The original Alien is a landmark film that utilizes elements of effects-driven blockbuster sci-fi such as Star Wars, while also serving as the last visage of hard-edged, gritty, ’70s inhibition. Sadly however, Scott has since become something of a George Lucas. Both men originated a popular sci-fi franchise in the late ’70s that they then handed over to filmmakers who managed to craft a follow-up feature that many circles regard as being better than the original. Both came back to their respective franchises decades later in vain attempts to reclaim ownership of series whose diminishing returns they only further contributed to.

With middling box-office returns for Covenant and Disney’s recent acquisition of 21 Century Fox, the future of the Alien franchise is uncertain.
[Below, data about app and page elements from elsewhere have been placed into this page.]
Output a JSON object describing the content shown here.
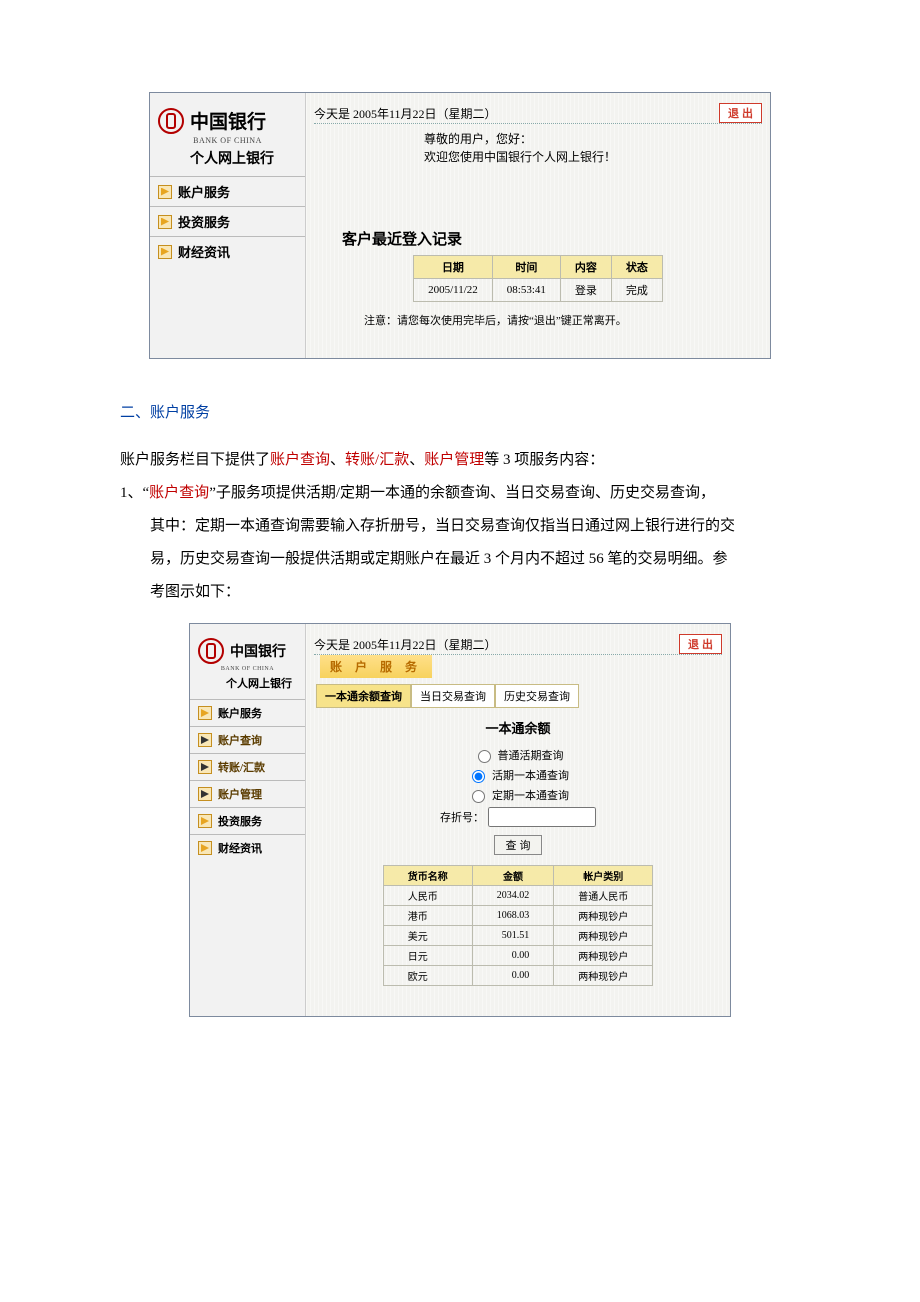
{
  "shot1": {
    "brand": "中国银行",
    "brand_en": "BANK OF CHINA",
    "brand_sub": "个人网上银行",
    "menu": [
      "账户服务",
      "投资服务",
      "财经资讯"
    ],
    "date": "今天是 2005年11月22日（星期二）",
    "exit": "退 出",
    "greet1": "尊敬的用户，您好：",
    "greet2": "欢迎您使用中国银行个人网上银行！",
    "hist_title": "客户最近登入记录",
    "hist_head": [
      "日期",
      "时间",
      "内容",
      "状态"
    ],
    "hist_row": [
      "2005/11/22",
      "08:53:41",
      "登录",
      "完成"
    ],
    "note": "注意：请您每次使用完毕后，请按“退出”键正常离开。"
  },
  "article": {
    "h2": "二、账户服务",
    "p1a": "账户服务栏目下提供了",
    "p1b": "账户查询",
    "p1c": "、",
    "p1d": "转账/汇款",
    "p1e": "、",
    "p1f": "账户管理",
    "p1g": "等 3 项服务内容：",
    "p2a": "1、“",
    "p2b": "账户查询",
    "p2c": "”子服务项提供活期/定期一本通的余额查询、当日交易查询、历史交易查询，",
    "p3": "其中：定期一本通查询需要输入存折册号，当日交易查询仅指当日通过网上银行进行的交",
    "p4": "易，历史交易查询一般提供活期或定期账户在最近 3 个月内不超过 56 笔的交易明细。参",
    "p5": "考图示如下："
  },
  "shot2": {
    "brand": "中国银行",
    "brand_en": "BANK OF CHINA",
    "brand_sub": "个人网上银行",
    "menu": [
      {
        "t": "账户服务",
        "c": "black"
      },
      {
        "t": "账户查询",
        "c": ""
      },
      {
        "t": "转账/汇款",
        "c": ""
      },
      {
        "t": "账户管理",
        "c": ""
      },
      {
        "t": "投资服务",
        "c": "black"
      },
      {
        "t": "财经资讯",
        "c": "black"
      }
    ],
    "date": "今天是 2005年11月22日（星期二）",
    "exit": "退 出",
    "section": "账 户 服 务",
    "tabs": [
      "一本通余额查询",
      "当日交易查询",
      "历史交易查询"
    ],
    "title": "一本通余额",
    "opts": [
      "普通活期查询",
      "活期一本通查询",
      "定期一本通查询"
    ],
    "book_label": "存折号：",
    "query": "查 询",
    "bal_head": [
      "货币名称",
      "金额",
      "帐户类别"
    ],
    "bal_rows": [
      [
        "人民币",
        "2034.02",
        "普通人民币"
      ],
      [
        "港币",
        "1068.03",
        "两种现钞户"
      ],
      [
        "美元",
        "501.51",
        "两种现钞户"
      ],
      [
        "日元",
        "0.00",
        "两种现钞户"
      ],
      [
        "欧元",
        "0.00",
        "两种现钞户"
      ]
    ]
  }
}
It’s certainly a marketable title and the release in some form or another of a new entry into the series is nigh a foregone conclusion. Scott’s involvement however, is decidedly less so. Perhaps fans will be treated to a series of soft-reboots helmed by J.J. Abrams and Kathleen Kennedy. Maybe that long-speculated Neill Blomkamp sequel (interquel? semi-sequel?) will finally get the greenlight. Perhaps studio execs will opt to reintroduce the Predator, calling back to the two Alien films more roundly despised than the two harped on in this article. Or perhaps Scott will return, under stricter financial and creative control, to flesh out and finalize his vision.

Whatever the future holds in store for we Alien enthusiasts, we xenophiles, let’s save the pseudoscience for today’s innumerable “fake news outlets.” Save the religious rhetoric for our biblical epics starring Christian Bale. Let’s return to high-concept, escapist, sci-fi/horror.

Related Posts